Hi, I am a new reader to your blog(found you on Jeena's site), and I must say for an 'occasional baker' you make wonderful cakes. I especially like the génoise with mango butter cream - the swirl effect of the icing is lovely. Please drop by my blog and say hi :)

Julie said...

Your pound cake looks delicious! I have Beranbaum's, too! I use Beranbaum's versatile yellow cake recipe a lot (I forgot the exact name, but I remember it's long). It's consistent and tasty, and it looks really good. The first time I made it is here. I agree that her recipes aren't usually as sweet as other cake recipes these days, but they work really well with tasty fillings and frostings that way.

Rosa's Yummy Yums said...

That's a great looking cake!
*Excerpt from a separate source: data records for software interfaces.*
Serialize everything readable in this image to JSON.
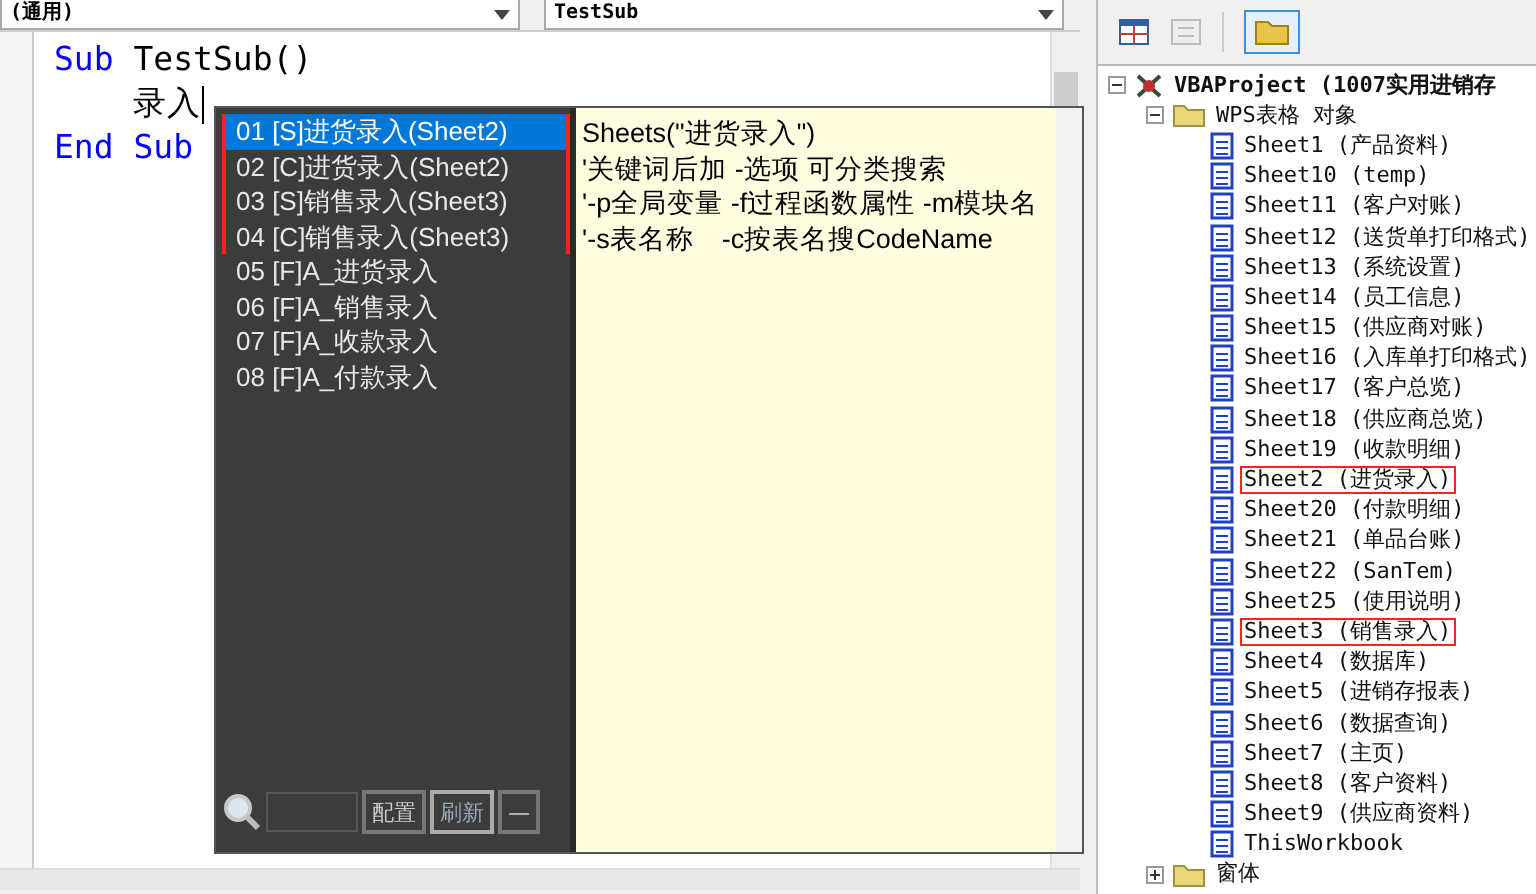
{
  "code_window": {
    "object_dropdown": "(通用)",
    "procedure_dropdown": "TestSub",
    "lines": [
      [
        {
          "kind": "keyword",
          "text": "Sub"
        },
        {
          "kind": "plain",
          "text": " TestSub()"
        }
      ],
      [
        {
          "kind": "plain",
          "text": "    录入"
        }
      ],
      [
        {
          "kind": "keyword",
          "text": "End Sub"
        }
      ]
    ]
  },
  "autocomplete": {
    "items": [
      {
        "label": "01 [S]进货录入(Sheet2)",
        "selected": true,
        "highlighted": true
      },
      {
        "label": "02 [C]进货录入(Sheet2)",
        "selected": false,
        "highlighted": true
      },
      {
        "label": "03 [S]销售录入(Sheet3)",
        "selected": false,
        "highlighted": true
      },
      {
        "label": "04 [C]销售录入(Sheet3)",
        "selected": false,
        "highlighted": true
      },
      {
        "label": "05 [F]A_进货录入",
        "selected": false,
        "highlighted": false
      },
      {
        "label": "06 [F]A_销售录入",
        "selected": false,
        "highlighted": false
      },
      {
        "label": "07 [F]A_收款录入",
        "selected": false,
        "highlighted": false
      },
      {
        "label": "08 [F]A_付款录入",
        "selected": false,
        "highlighted": false
      }
    ],
    "preview_lines": [
      "Sheets(\"进货录入\")",
      "'关键词后加 -选项 可分类搜索",
      "'-p全局变量 -f过程函数属性 -m模块名",
      "'-s表名称　-c按表名搜CodeName"
    ],
    "buttons": [
      "配置",
      "刷新",
      "—"
    ]
  },
  "project_explorer": {
    "tree": [
      {
        "label": "VBAProject (1007实用进销存",
        "kind": "project",
        "expanded": true,
        "children": [
          {
            "label": "WPS表格 对象",
            "kind": "folder",
            "expanded": true,
            "children": [
              {
                "label": "Sheet1 (产品资料)",
                "kind": "sheet",
                "highlighted": false
              },
              {
                "label": "Sheet10 (temp)",
                "kind": "sheet",
                "highlighted": false
              },
              {
                "label": "Sheet11 (客户对账)",
                "kind": "sheet",
                "highlighted": false
              },
              {
                "label": "Sheet12 (送货单打印格式)",
                "kind": "sheet",
                "highlighted": false
              },
              {
                "label": "Sheet13 (系统设置)",
                "kind": "sheet",
                "highlighted": false
              },
              {
                "label": "Sheet14 (员工信息)",
                "kind": "sheet",
                "highlighted": false
              },
              {
                "label": "Sheet15 (供应商对账)",
                "kind": "sheet",
                "highlighted": false
              },
              {
                "label": "Sheet16 (入库单打印格式)",
                "kind": "sheet",
                "highlighted": false
              },
              {
                "label": "Sheet17 (客户总览)",
                "kind": "sheet",
                "highlighted": false
              },
              {
                "label": "Sheet18 (供应商总览)",
                "kind": "sheet",
                "highlighted": false
              },
              {
                "label": "Sheet19 (收款明细)",
                "kind": "sheet",
                "highlighted": false
              },
              {
                "label": "Sheet2 (进货录入)",
                "kind": "sheet",
                "highlighted": true
              },
              {
                "label": "Sheet20 (付款明细)",
                "kind": "sheet",
                "highlighted": false
              },
              {
                "label": "Sheet21 (单品台账)",
                "kind": "sheet",
                "highlighted": false
              },
              {
                "label": "Sheet22 (SanTem)",
                "kind": "sheet",
                "highlighted": false
              },
              {
                "label": "Sheet25 (使用说明)",
                "kind": "sheet",
                "highlighted": false
              },
              {
                "label": "Sheet3 (销售录入)",
                "kind": "sheet",
                "highlighted": true
              },
              {
                "label": "Sheet4 (数据库)",
                "kind": "sheet",
                "highlighted": false
              },
              {
                "label": "Sheet5 (进销存报表)",
                "kind": "sheet",
                "highlighted": false
              },
              {
                "label": "Sheet6 (数据查询)",
                "kind": "sheet",
                "highlighted": false
              },
              {
                "label": "Sheet7 (主页)",
                "kind": "sheet",
                "highlighted": false
              },
              {
                "label": "Sheet8 (客户资料)",
                "kind": "sheet",
                "highlighted": false
              },
              {
                "label": "Sheet9 (供应商资料)",
                "kind": "sheet",
                "highlighted": false
              },
              {
                "label": "ThisWorkbook",
                "kind": "sheet",
                "highlighted": false
              }
            ]
          },
          {
            "label": "窗体",
            "kind": "folder",
            "expanded": false
          }
        ]
      }
    ]
  }
}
Absolutely gorgeous!
I've just discovered your blog and like it a lot! You are also welcome to visit mine :-D...



Willow said...

Re: the sweetness factor. I grew up in the 50's and 60's. I can't eat one of the gourmet cookies at the mall because they are so sweet I could gag. I use a recipe from a 1940's cookbook, and it will give me a crisp (not limp) cookie that's not-too-sweet. A nice little bite, back from the time where nobody worried about kids bouncing off the walls from having sweets.